Hoping to promote tourism at a time when the regional economy was sinking fast, the town fathers of Mauch Chunk approached the family offering to build a monument and rename the town after Jim Thorpe, if the great athlete would be buried there. Thorpe’s third wife agreed to the deal, and despite the fact that Jim Thorpe probably never even visited Mauch Chunk, the town assumed his name.
In 1963, when President Kennedy was assassinated, the former borough of Mauch Chuck offered the same deal to Jacqueline Kennedy, who declined in favor of burial in Arlington.
I’m on Jack Thorpe’s side. I’ve always like the name Mauch Chunk better, and I thought the name change deal was ridiculous. Jim Thorpe had not actually lived in Oklahoma for many decades at the time of his death, but he was born there, his family is buried there, and he never had the slightest real connection to Mauch Chunk.
UPI reports that the cops in Oklahoma City received an interesting offer.
Authorities in Oklahoma said a man who crashed into a parking lot walked into a jail and offered a stick he called the “last tree in the universe” as payment.

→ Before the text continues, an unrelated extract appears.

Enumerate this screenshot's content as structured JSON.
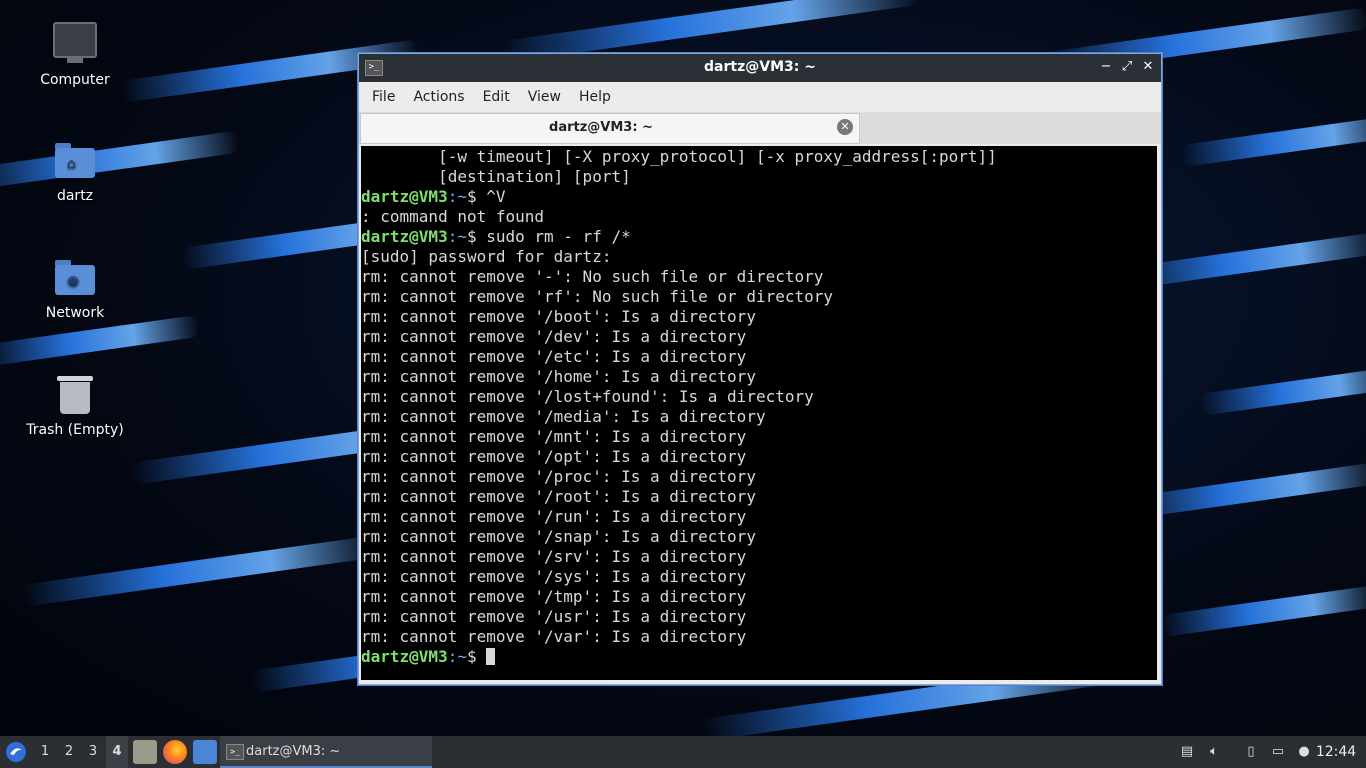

Oklahoma County sheriff’s deputies said Rondell Bailey walked into the downtown Oklahoma City jail with a stick and told deputies he wanted to offer the object, which he called the “last tree in the universe,” in exchange for dropping any possible charges against him, KOCO-TV, Oklahoma City, reported Wednesday.
The deputies said Bailey left after being told the stick was not an acceptable form of payment and threw a brick through a jail window.
Investigators said they discovered a white powder suspected to be methamphetamine during a search of the suspect’s truck.
Steve Hoefer made a glove which will play Rock, Paper, Scissors against its wearer. The glove was winning in this 1:36 video
(Craig) Stutzman, 44, an American Airlines mechanic, had stopped at the Food Pyramid store to buy some dog food before leaving town for a family reunion, according to a Tulsa World report. While he was shopping, a man entered the store wearing a Batman mask over the upper portion of his face and a red bandanna over the lower.
The robber, Tony Leroy Cleveland, waved a loaded gun at customers and store employees, herding them to the front of the store.
According to Tulsa police reports, when a customer ducked behind a counter, Cleveland fired the gun, missing the customer’s head by mere inches.
The gun then jammed, and that’s when Stutzman seized his opportunity. …
While other customers watched in fear, Stutzman endured pistol whips from the gunman, suffering a badly bruised jaw, scrapes and other injuries. As the battle moved through the entryway and into the parking lot, other customers eventually came to his aid, just seconds before squad cars arrived to apprehend the robber.
Stutzman told Tulsa World, “You know, it just happened. There’s no big thing about it.” …
According to jail records, Cleveland â€“ who had served 10 years for a previous armed robbery conviction â€“ has been arrested on complaints of shooting with intent to kill, assault with a deadly weapon, robbery with a firearm, wearing a mask in the commission of a felony and possessing a firearm after a felony conviction.
Cleveland is currently in the Tulsa Jail with bail set at $310,000.
Mike Friend began the event five years ago for his customers who wanted a bigger experience than just his indoor range. At a remote spot, a rifle shot from the Missouri state line, they can really let her rip.
“They come out here to see the real thing work,” says Friend, who first organized the Full Auto Shoot.
“Once you try it you’re hooked,” beams shooting range official David Meyer.